TRAVERSE CITY, Mich. — Chased into the Lake Superior shallows, mauled and left for dead by fellow wolves, the young female struggled to shore and collapsed. A lone male came to the rescue, licking her wounds and staying on as she recovered.
Together they formed a successful and prolific pack, with the female bearing at least 19 pups. But their love story has ended tragically: A rival pack killed the female this winter, a year after fatally attacking her mate as he munched on a moose carcass.
“All we found were the skull and a radio collar,” Rolf Peterson, a wildlife research professor at Michigan Technological University, said Wednesday.
Because of its isolation, the Isle Royale National Park is an ideal setting for wildlife study – and researchers are noting a troubling development: the island’s wolf and moose populations are declining.
The population of moose – the wolves’ primary food source – is at its lowest since wildlife biologists began studying the two species’ predator-prey relationship in the park 49 years ago.
The annual census turned up 385 moose, down from the previous low of 450 last winter. Wolf numbers fell from 30 to 21 during the same period, largely because of hunger.
“We’re definitely in uncharted territory,” said John Vucetich, a Michigan Tech assistant professor who teams with Peterson on the project.
Isle Royale had more than 1,000 moose as recently as 2002. But nature has dealt a one-two punch: a run of unusually hot summers and an infestation of blood-sucking ticks.
Instead of fattening themselves for winter, moose are spending too much of the fleeting summers seeking shelter from the sun and trying to remove the nasty parasites by rubbing against trees and biting their hair out.
One moose can host tens of thousands of ticks.
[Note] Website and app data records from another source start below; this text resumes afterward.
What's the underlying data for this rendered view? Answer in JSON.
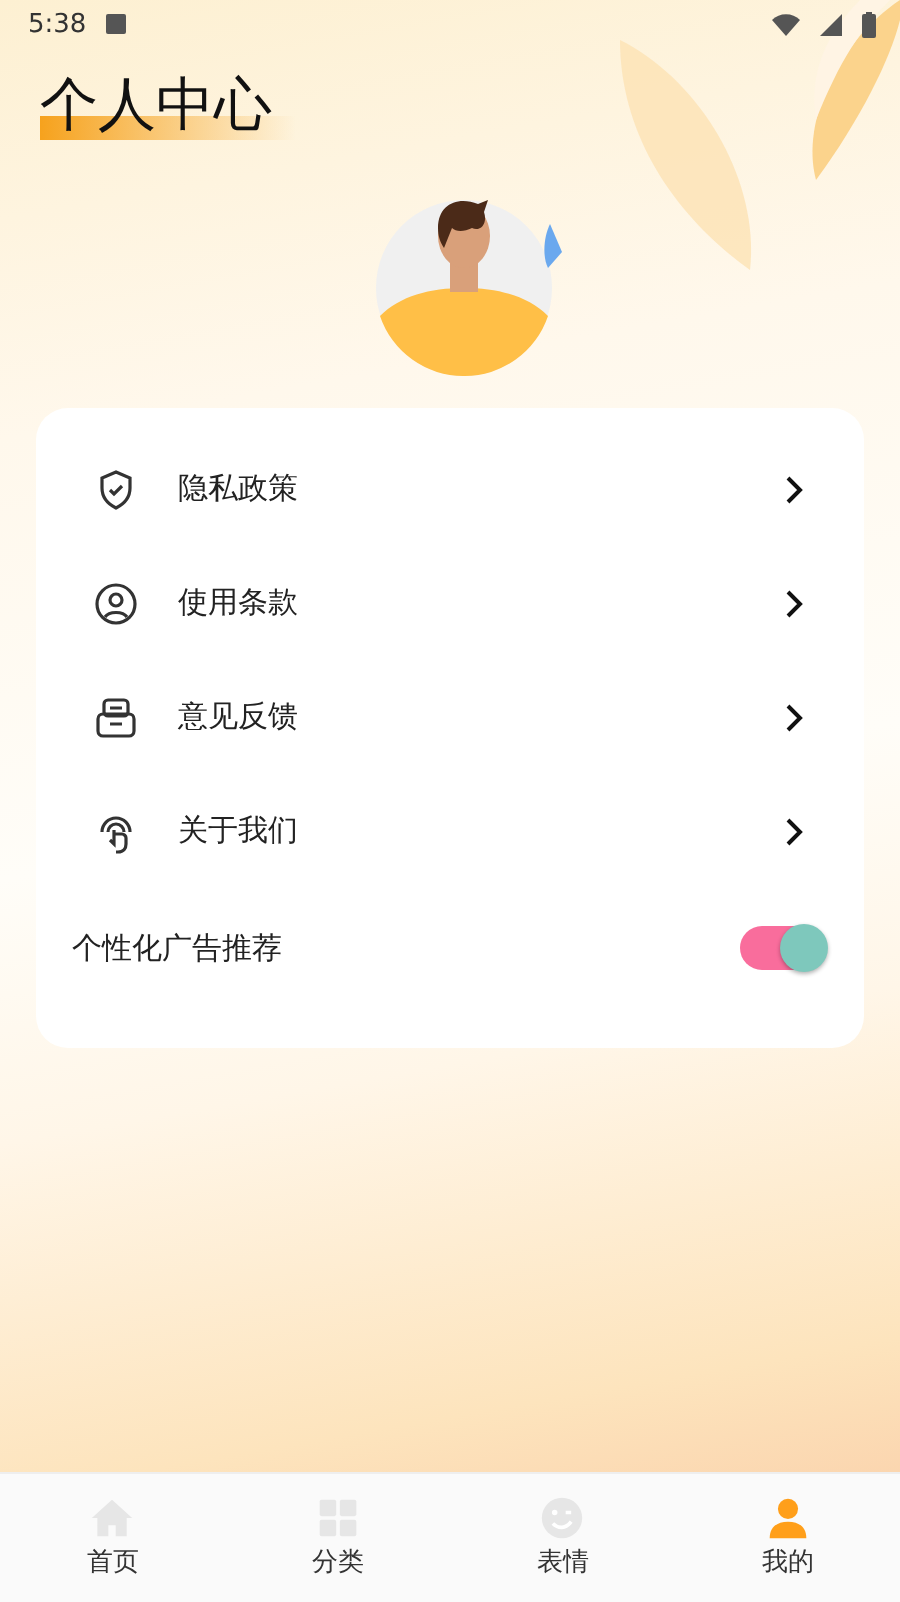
{
  "status_bar": {
    "time": "5:38"
  },
  "title": "个人中心",
  "menu": [
    {
      "label": "隐私政策",
      "kind": "shield"
    },
    {
      "label": "使用条款",
      "kind": "user"
    },
    {
      "label": "意见反馈",
      "kind": "tray"
    },
    {
      "label": "关于我们",
      "kind": "touch"
    }
  ],
  "setting": {
    "label": "个性化广告推荐",
    "on": true
  },
  "tabs": [
    {
      "label": "首页",
      "kind": "home",
      "selected": false
    },
    {
      "label": "分类",
      "kind": "grid",
      "selected": false
    },
    {
      "label": "表情",
      "kind": "smile",
      "selected": false
    },
    {
      "label": "我的",
      "kind": "person",
      "selected": true
    }
  ]
}
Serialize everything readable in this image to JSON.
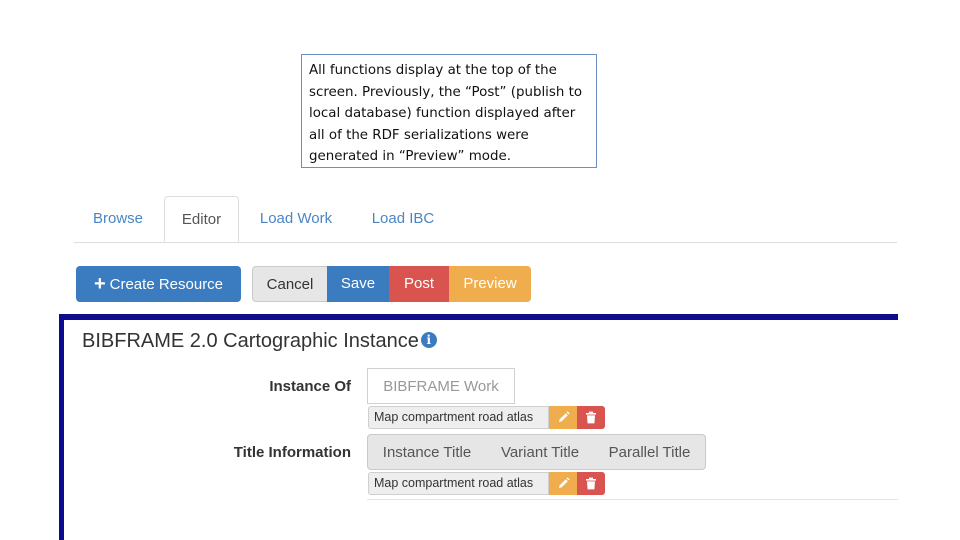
{
  "callout": {
    "text": "All functions display at the top of the screen. Previously, the “Post” (publish to local database) function displayed after all of the RDF serializations were generated in “Preview” mode."
  },
  "tabs": [
    {
      "label": "Browse"
    },
    {
      "label": "Editor",
      "active": true
    },
    {
      "label": "Load Work"
    },
    {
      "label": "Load IBC"
    }
  ],
  "toolbar": {
    "create_label": "Create Resource",
    "cancel_label": "Cancel",
    "save_label": "Save",
    "post_label": "Post",
    "preview_label": "Preview"
  },
  "form": {
    "title": "BIBFRAME 2.0 Cartographic Instance",
    "info_icon": "info-circle-icon",
    "fields": [
      {
        "label": "Instance Of",
        "options": [
          "BIBFRAME Work"
        ],
        "value": "Map compartment road atlas"
      },
      {
        "label": "Title Information",
        "options": [
          "Instance Title",
          "Variant Title",
          "Parallel Title"
        ],
        "value": "Map compartment road atlas"
      }
    ]
  },
  "colors": {
    "primary": "#3b7bbf",
    "danger": "#d9534f",
    "warning": "#f0ad4e",
    "panel_border": "#0c0c8c"
  }
}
Weakened by weight and blood loss, many are unable to fight off ravenous wolf packs.
Despite their dramatic slide, it’s highly unlikely all the moose will die, Peterson said.
“The wolves are the ones that would be at risk, through their own actions in a way,” he said. “Ten years from now, it will be pretty dismal for the wolves” because they’re gobbling up moose calves before they can breed and rebuild the herd.
Yet the wolves have overcome other dangers, including a virus outbreak that nearly wiped them out in the late 1980s.
“It looks terribly precarious,” Vucetich said. “But amazingly, these things tend to fix themselves more often than not.”
Peterson, who witnessed the earlier attack on the female and her rescue by her future mate from an airplane in 2000, said only one other wolf is known to have borne more pups during the study period.
She and her mate produced seven litters. “It’s pretty unusual for a pair to survive and do well for that long,” Peterson said.
They were alpha members of what the researchers dubbed the Chippewa Harbor Pack, one of three packs roaming the 45-mile-long archipelago in northwestern Lake Superior. The rival East Pack apparently caught her trespassing in its territory, Vucetich said.
Chippewa Harbor has two new alphas, whose strength and tenacity will determine whether the pack survives.
Although focusing on the wolves and moose, the scientists also monitor how their ups and downs affect other species. Foxes, for example, are hurting because wolves are eating every morsel of their kills, leaving less for other animals to scavenge.
“It’s all so connected, and that’s half of what makes it so fascinating,” Vucetich said.
On the Net:
Isle Royale wolf study site: http://www.isleroyalewolf.org/